1. . . . Where were the builders, the luminous sons of Manvantaric dawn? . . . In the unknown darkness in their Ah-hi Paranishpanna. The producers of form from no-form—the root of the world—the Devamatri and Svâbhâvat, rested in the bliss of non-being.
2. . . . Where was silence? Where the ears to sense it? No, there was neither silence nor sound; naught save ceaseless eternal breath, which knows itself not.
“Mr. Keightley: Is this question possible to answer? Is it utterly nonsensical to say, when you speak of gas, you perceive the different elements in the gas, as distinguished from its liquid condition?

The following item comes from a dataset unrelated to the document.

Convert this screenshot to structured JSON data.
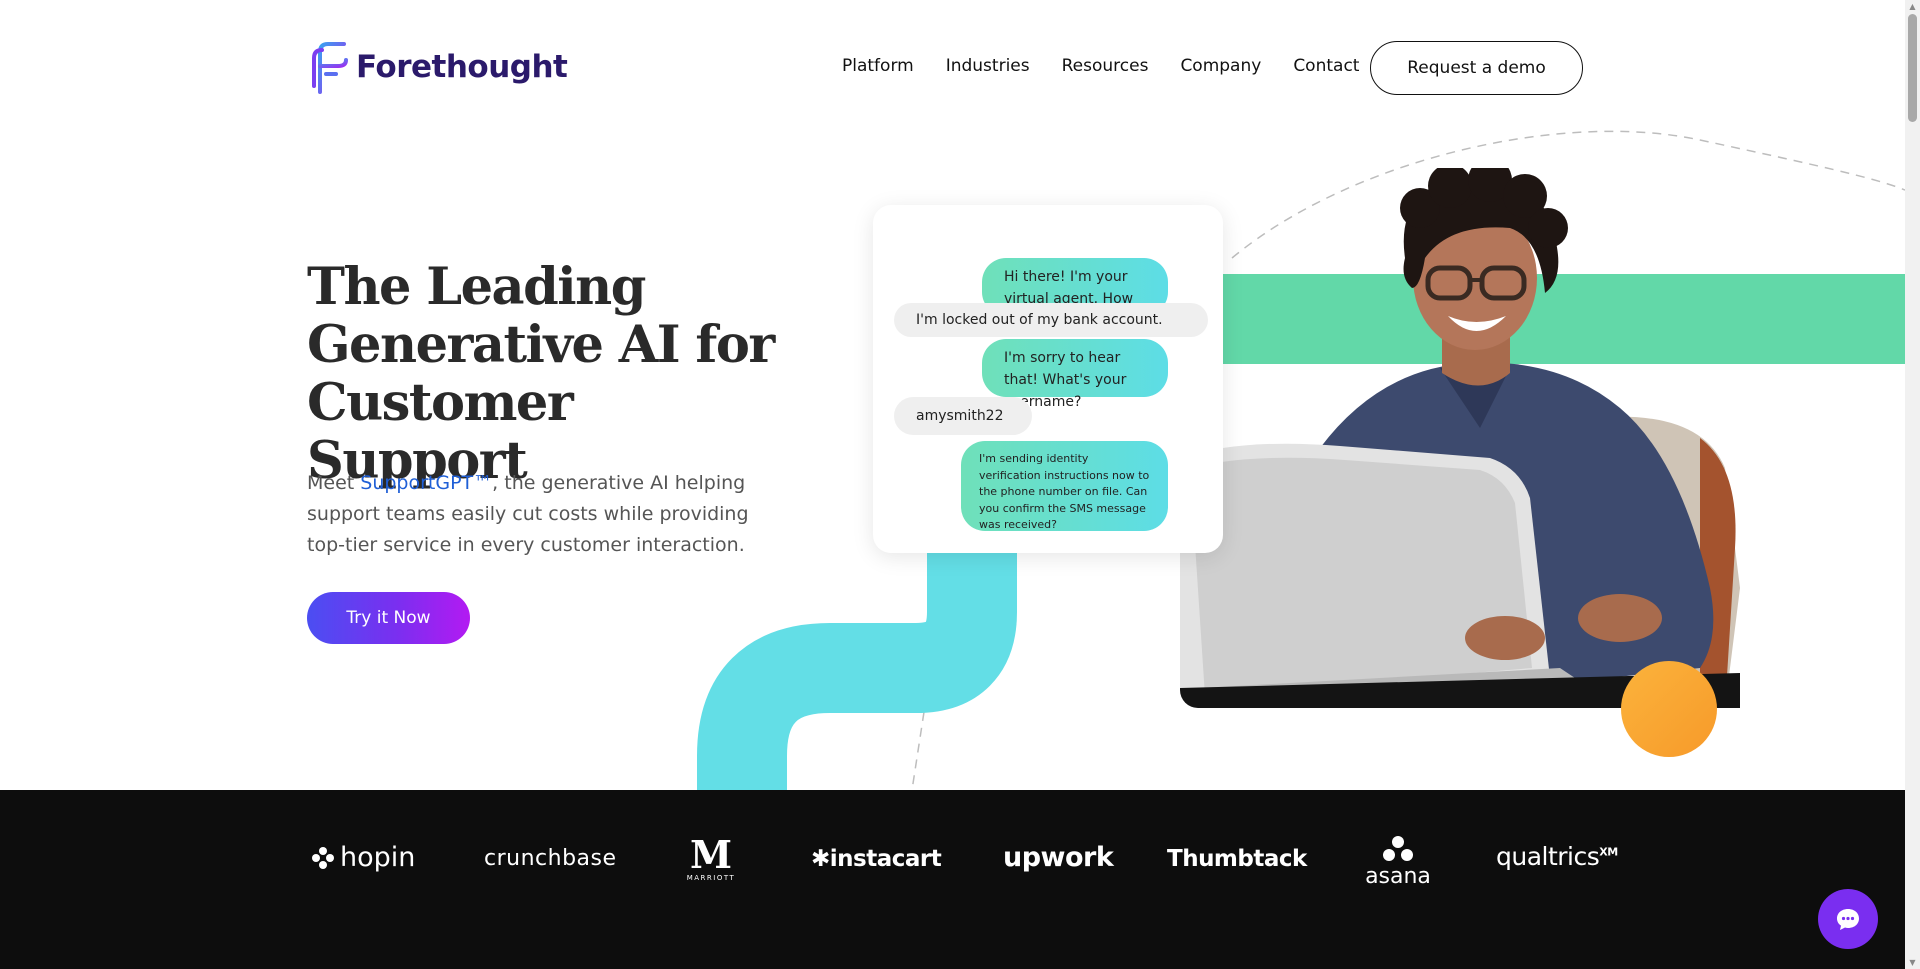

Mme. Blavatsky: It is in the liquid condition, and yet you can detect the gas in this liquid condition, you detect it clairvoyantly.
Mr. A. Keightley: For instance, oxygen ordinarily is in a gas; by various processes it is reduced to a liquid and solidified. The question really means this: when you find it in the gaseous condition, is it the element of air in the oxygen, the occult element of air which is perceived; and again the occult element of water which is perceived in the liquid condition, and the occult element of earth in the solid?

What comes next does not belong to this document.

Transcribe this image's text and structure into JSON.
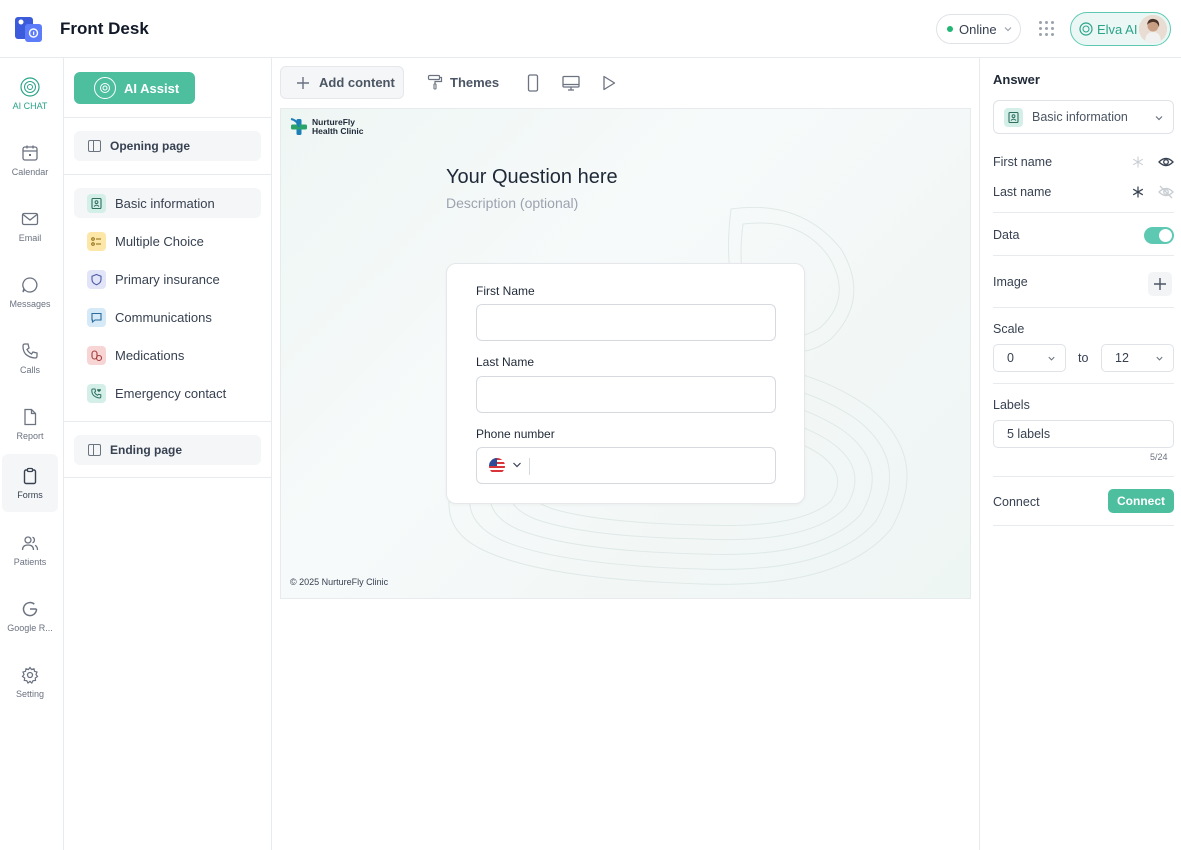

Mme. Blavatsky: Most assuredly. You have first of all fire – not the fire that burns there, but the real fire that the Rosicrucians talk about, the one flame, the fire of life. On the plane of differentiation it becomes fire in whatever aspect you like; fire from friction or whatever it is, it is fire.
Very well, after that it produces the heat in the liquid and then you pass through the element of water and from the liquid it becomes gas. You must know better than I, speaking of the physical things.

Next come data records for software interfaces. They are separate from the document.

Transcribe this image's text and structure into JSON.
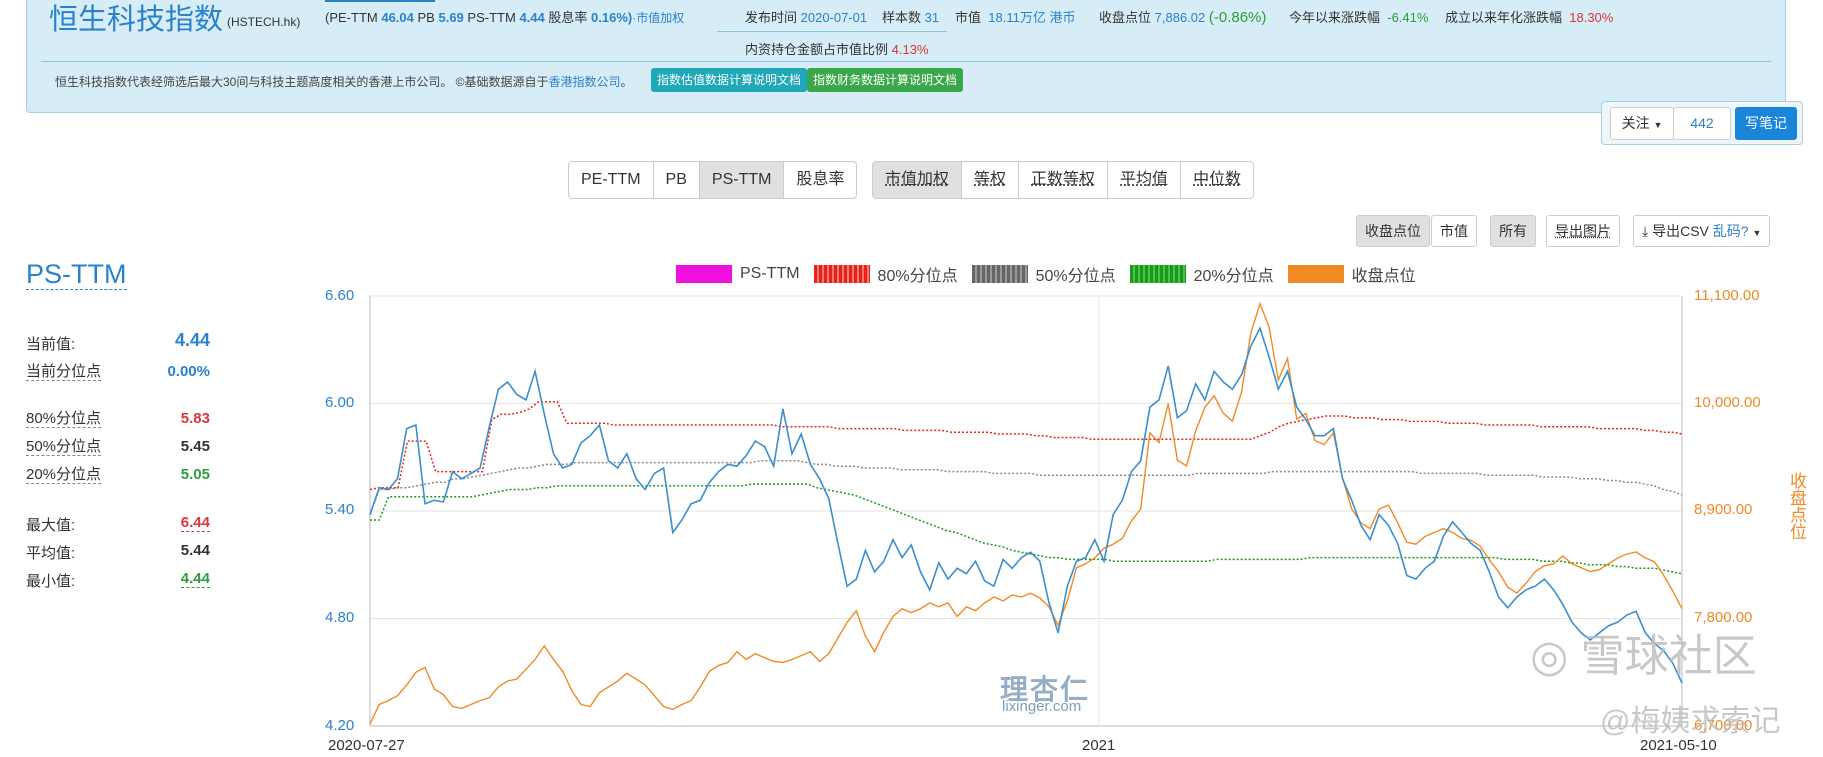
{
  "header": {
    "title": "恒生科技指数",
    "code": "(HSTECH.hk)",
    "metrics_prefix": "(PE-TTM",
    "pe_value": "46.04",
    "pb_label": "PB",
    "pb_value": "5.69",
    "ps_label": "PS-TTM",
    "ps_value": "4.44",
    "div_label": "股息率",
    "div_value": "0.16%)",
    "weighting": "·市值加权",
    "publish_label": "发布时间",
    "publish_value": "2020-07-01",
    "sample_label": "样本数",
    "sample_value": "31",
    "mktcap_label": "市值",
    "mktcap_value": "18.11万亿",
    "mktcap_unit": "港币",
    "close_label": "收盘点位",
    "close_value": "7,886.02",
    "close_change": "(-0.86%)",
    "ytd_label": "今年以来涨跌幅",
    "ytd_value": "-6.41%",
    "annual_label": "成立以来年化涨跌幅",
    "annual_value": "18.30%",
    "inland_label": "内资持仓金额占市值比例",
    "inland_value": "4.13%",
    "description": "恒生科技指数代表经筛选后最大30间与科技主题高度相关的香港上市公司。 ©基础数据源自于",
    "source_link": "香港指数公司",
    "desc_end": "。",
    "btn_valuation_doc": "指数估值数据计算说明文档",
    "btn_finance_doc": "指数财务数据计算说明文档"
  },
  "follow": {
    "follow_label": "关注",
    "follow_count": "442",
    "note_label": "写笔记"
  },
  "metric_tabs": [
    {
      "label": "PE-TTM",
      "active": false
    },
    {
      "label": "PB",
      "active": false
    },
    {
      "label": "PS-TTM",
      "active": true
    },
    {
      "label": "股息率",
      "active": false
    }
  ],
  "weight_tabs": [
    {
      "label": "市值加权",
      "active": true
    },
    {
      "label": "等权",
      "active": false
    },
    {
      "label": "正数等权",
      "active": false
    },
    {
      "label": "平均值",
      "active": false
    },
    {
      "label": "中位数",
      "active": false
    }
  ],
  "secondary": {
    "close_btn": "收盘点位",
    "mktcap_btn": "市值",
    "all_btn": "所有",
    "export_img": "导出图片",
    "export_csv": "导出CSV",
    "garbled": "乱码?"
  },
  "stats": {
    "title": "PS-TTM",
    "current_label": "当前值:",
    "current_value": "4.44",
    "current_pct_label": "当前分位点",
    "current_pct_value": "0.00%",
    "p80_label": "80%分位点",
    "p80_value": "5.83",
    "p50_label": "50%分位点",
    "p50_value": "5.45",
    "p20_label": "20%分位点",
    "p20_value": "5.05",
    "max_label": "最大值:",
    "max_value": "6.44",
    "avg_label": "平均值:",
    "avg_value": "5.44",
    "min_label": "最小值:",
    "min_value": "4.44"
  },
  "colors": {
    "ps": "#ee11dd",
    "p80": "#e8221a",
    "p50": "#666666",
    "p20": "#1a9a1a",
    "close": "#f08a24",
    "ps_line": "#3a8fd0",
    "left_axis": "#2a82cc",
    "right_axis": "#f08a24"
  },
  "watermarks": {
    "lixinger_cn": "理杏仁",
    "lixinger_url": "lixinger.com",
    "xueqiu": "◎ 雪球社区",
    "author": "@梅姨求索记"
  },
  "chart_data": {
    "type": "line",
    "x_labels": [
      "2020-07-27",
      "2021",
      "2021-05-10"
    ],
    "left_axis": {
      "ticks": [
        "6.60",
        "6.00",
        "5.40",
        "4.80",
        "4.20"
      ],
      "range": [
        4.2,
        6.6
      ]
    },
    "right_axis": {
      "label": "收盘点位",
      "ticks": [
        "11,100.00",
        "10,000.00",
        "8,900.00",
        "7,800.00",
        "6,700.00"
      ],
      "range": [
        6700,
        11100
      ]
    },
    "legend": [
      "PS-TTM",
      "80%分位点",
      "50%分位点",
      "20%分位点",
      "收盘点位"
    ],
    "series": [
      {
        "name": "PS-TTM",
        "axis": "left",
        "values": [
          5.38,
          5.53,
          5.52,
          5.58,
          5.86,
          5.88,
          5.44,
          5.46,
          5.45,
          5.62,
          5.58,
          5.61,
          5.64,
          5.87,
          6.08,
          6.12,
          6.05,
          6.02,
          6.18,
          5.94,
          5.72,
          5.64,
          5.66,
          5.78,
          5.82,
          5.88,
          5.68,
          5.64,
          5.72,
          5.58,
          5.52,
          5.61,
          5.64,
          5.28,
          5.35,
          5.44,
          5.46,
          5.56,
          5.62,
          5.66,
          5.65,
          5.71,
          5.79,
          5.76,
          5.65,
          5.97,
          5.72,
          5.83,
          5.66,
          5.58,
          5.47,
          5.22,
          4.98,
          5.02,
          5.18,
          5.06,
          5.12,
          5.24,
          5.14,
          5.21,
          5.06,
          4.96,
          5.11,
          5.02,
          5.08,
          5.05,
          5.12,
          5.01,
          4.98,
          5.13,
          5.08,
          5.14,
          5.17,
          5.12,
          4.89,
          4.72,
          4.98,
          5.12,
          5.14,
          5.24,
          5.12,
          5.38,
          5.46,
          5.62,
          5.68,
          5.98,
          6.02,
          6.21,
          5.92,
          5.96,
          6.11,
          6.02,
          6.18,
          6.12,
          6.08,
          6.16,
          6.32,
          6.42,
          6.26,
          6.08,
          6.18,
          5.98,
          5.91,
          5.82,
          5.82,
          5.86,
          5.58,
          5.46,
          5.32,
          5.24,
          5.38,
          5.32,
          5.22,
          5.04,
          5.02,
          5.08,
          5.12,
          5.26,
          5.34,
          5.28,
          5.22,
          5.18,
          5.06,
          4.92,
          4.86,
          4.92,
          4.96,
          4.98,
          5.02,
          4.96,
          4.88,
          4.78,
          4.72,
          4.68,
          4.72,
          4.76,
          4.78,
          4.82,
          4.84,
          4.72,
          4.66,
          4.62,
          4.55,
          4.44
        ]
      },
      {
        "name": "80%分位点",
        "axis": "left",
        "values": [
          5.52,
          5.53,
          5.53,
          5.53,
          5.79,
          5.79,
          5.79,
          5.62,
          5.62,
          5.62,
          5.62,
          5.62,
          5.62,
          5.91,
          5.94,
          5.94,
          5.95,
          5.97,
          6.01,
          6.01,
          6.01,
          5.89,
          5.89,
          5.89,
          5.89,
          5.89,
          5.88,
          5.88,
          5.88,
          5.88,
          5.88,
          5.88,
          5.88,
          5.88,
          5.88,
          5.88,
          5.88,
          5.88,
          5.88,
          5.88,
          5.88,
          5.88,
          5.88,
          5.88,
          5.87,
          5.87,
          5.87,
          5.87,
          5.87,
          5.87,
          5.86,
          5.86,
          5.86,
          5.86,
          5.86,
          5.86,
          5.86,
          5.85,
          5.85,
          5.85,
          5.85,
          5.85,
          5.84,
          5.84,
          5.84,
          5.84,
          5.84,
          5.83,
          5.83,
          5.83,
          5.83,
          5.82,
          5.82,
          5.81,
          5.81,
          5.81,
          5.81,
          5.8,
          5.8,
          5.8,
          5.8,
          5.8,
          5.8,
          5.8,
          5.8,
          5.8,
          5.8,
          5.8,
          5.8,
          5.8,
          5.8,
          5.8,
          5.8,
          5.8,
          5.8,
          5.82,
          5.84,
          5.87,
          5.89,
          5.9,
          5.91,
          5.92,
          5.93,
          5.93,
          5.93,
          5.92,
          5.92,
          5.92,
          5.91,
          5.91,
          5.91,
          5.9,
          5.9,
          5.9,
          5.9,
          5.89,
          5.89,
          5.89,
          5.89,
          5.88,
          5.88,
          5.88,
          5.88,
          5.88,
          5.88,
          5.87,
          5.87,
          5.87,
          5.87,
          5.87,
          5.87,
          5.86,
          5.86,
          5.86,
          5.86,
          5.86,
          5.85,
          5.85,
          5.84,
          5.84,
          5.83
        ]
      },
      {
        "name": "50%分位点",
        "axis": "left",
        "values": [
          5.38,
          5.52,
          5.52,
          5.53,
          5.53,
          5.54,
          5.55,
          5.56,
          5.56,
          5.58,
          5.58,
          5.59,
          5.6,
          5.61,
          5.62,
          5.63,
          5.64,
          5.64,
          5.65,
          5.66,
          5.66,
          5.66,
          5.67,
          5.67,
          5.67,
          5.67,
          5.67,
          5.67,
          5.67,
          5.67,
          5.67,
          5.67,
          5.67,
          5.67,
          5.67,
          5.67,
          5.67,
          5.67,
          5.67,
          5.67,
          5.67,
          5.67,
          5.68,
          5.68,
          5.68,
          5.68,
          5.68,
          5.67,
          5.66,
          5.66,
          5.65,
          5.65,
          5.65,
          5.64,
          5.64,
          5.64,
          5.64,
          5.63,
          5.63,
          5.63,
          5.63,
          5.63,
          5.62,
          5.62,
          5.62,
          5.62,
          5.62,
          5.61,
          5.61,
          5.61,
          5.61,
          5.61,
          5.6,
          5.6,
          5.6,
          5.6,
          5.6,
          5.6,
          5.6,
          5.6,
          5.6,
          5.6,
          5.6,
          5.6,
          5.6,
          5.6,
          5.6,
          5.6,
          5.6,
          5.61,
          5.61,
          5.61,
          5.61,
          5.61,
          5.61,
          5.61,
          5.61,
          5.62,
          5.62,
          5.62,
          5.62,
          5.62,
          5.62,
          5.62,
          5.62,
          5.62,
          5.62,
          5.62,
          5.62,
          5.62,
          5.62,
          5.62,
          5.62,
          5.61,
          5.61,
          5.61,
          5.61,
          5.61,
          5.61,
          5.61,
          5.6,
          5.6,
          5.6,
          5.6,
          5.6,
          5.6,
          5.59,
          5.59,
          5.59,
          5.59,
          5.58,
          5.58,
          5.58,
          5.57,
          5.57,
          5.56,
          5.56,
          5.55,
          5.54,
          5.52,
          5.51,
          5.49
        ]
      },
      {
        "name": "20%分位点",
        "axis": "left",
        "values": [
          5.35,
          5.35,
          5.48,
          5.48,
          5.48,
          5.48,
          5.48,
          5.48,
          5.48,
          5.48,
          5.48,
          5.48,
          5.49,
          5.5,
          5.51,
          5.52,
          5.52,
          5.52,
          5.53,
          5.53,
          5.54,
          5.54,
          5.54,
          5.54,
          5.54,
          5.54,
          5.54,
          5.54,
          5.54,
          5.54,
          5.54,
          5.54,
          5.54,
          5.54,
          5.54,
          5.54,
          5.54,
          5.54,
          5.54,
          5.54,
          5.54,
          5.55,
          5.55,
          5.55,
          5.55,
          5.55,
          5.55,
          5.55,
          5.53,
          5.52,
          5.51,
          5.5,
          5.49,
          5.47,
          5.45,
          5.43,
          5.41,
          5.39,
          5.37,
          5.35,
          5.33,
          5.31,
          5.29,
          5.28,
          5.26,
          5.24,
          5.22,
          5.21,
          5.2,
          5.18,
          5.17,
          5.16,
          5.15,
          5.14,
          5.14,
          5.13,
          5.13,
          5.13,
          5.13,
          5.13,
          5.12,
          5.12,
          5.12,
          5.12,
          5.12,
          5.12,
          5.12,
          5.12,
          5.12,
          5.12,
          5.12,
          5.13,
          5.13,
          5.13,
          5.13,
          5.13,
          5.13,
          5.13,
          5.13,
          5.13,
          5.13,
          5.14,
          5.14,
          5.14,
          5.14,
          5.14,
          5.14,
          5.14,
          5.14,
          5.14,
          5.14,
          5.14,
          5.14,
          5.14,
          5.14,
          5.14,
          5.14,
          5.14,
          5.14,
          5.14,
          5.14,
          5.14,
          5.13,
          5.13,
          5.13,
          5.13,
          5.12,
          5.12,
          5.12,
          5.11,
          5.11,
          5.1,
          5.1,
          5.1,
          5.09,
          5.09,
          5.08,
          5.08,
          5.08,
          5.07,
          5.06,
          5.05
        ]
      },
      {
        "name": "收盘点位",
        "axis": "right",
        "values": [
          6720,
          6920,
          6960,
          7010,
          7120,
          7250,
          7300,
          7080,
          7020,
          6900,
          6880,
          6920,
          6960,
          6990,
          7100,
          7160,
          7180,
          7280,
          7380,
          7520,
          7380,
          7260,
          7060,
          6920,
          6900,
          7040,
          7100,
          7160,
          7240,
          7180,
          7120,
          7010,
          6900,
          6870,
          6920,
          6960,
          7100,
          7260,
          7320,
          7350,
          7460,
          7380,
          7440,
          7400,
          7360,
          7350,
          7380,
          7420,
          7460,
          7360,
          7440,
          7600,
          7760,
          7880,
          7620,
          7460,
          7660,
          7820,
          7900,
          7860,
          7900,
          7960,
          7920,
          7960,
          7820,
          7920,
          7880,
          7960,
          8020,
          7980,
          8040,
          8020,
          8060,
          8010,
          7920,
          7730,
          7980,
          8320,
          8360,
          8420,
          8520,
          8560,
          8620,
          8800,
          8920,
          9700,
          9600,
          10000,
          9420,
          9360,
          9720,
          9960,
          10080,
          9900,
          9820,
          10120,
          10720,
          11020,
          10780,
          10240,
          10460,
          9840,
          9900,
          9620,
          9580,
          9700,
          9240,
          8920,
          8780,
          8720,
          8920,
          8960,
          8780,
          8580,
          8560,
          8640,
          8680,
          8720,
          8680,
          8620,
          8600,
          8540,
          8400,
          8280,
          8120,
          8060,
          8160,
          8280,
          8340,
          8360,
          8440,
          8360,
          8320,
          8280,
          8300,
          8360,
          8420,
          8460,
          8480,
          8420,
          8380,
          8240,
          8080,
          7900
        ]
      }
    ]
  }
}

Then from the gas, the two gases mix up and produce water. You take simply a drop of water and follow it. When solid it becomes ice. When ice is liquefied it becomes water, this water becomes vapor, ether, anything you like; and then it entirely disappears in the universal flame, which of course you physicists won’t speak about.
The universal flame – you call it inter-ether, but follow it like that and there it is. It is the element which appears to you here, and to say that this gas is not there or these two are not there I should say is a fallacy. The only thing we can say is that the gases have passed from the plane of the objective into the plane of the subjective.
Mr. Kingsland: It seems to me that it is only possible with the physical senses to see one element at a time, and therefore we are quite right to say if anything is in a liquid state that we perceive is the element of water.
Mme. Blavatsky: Perfectly. There you are perfectly right, and an occultist will answer you so. He will say as I tell you: it has disappeared from the plane of the objective and appeared on the plane of the subjective.”
H. P. Blavatsky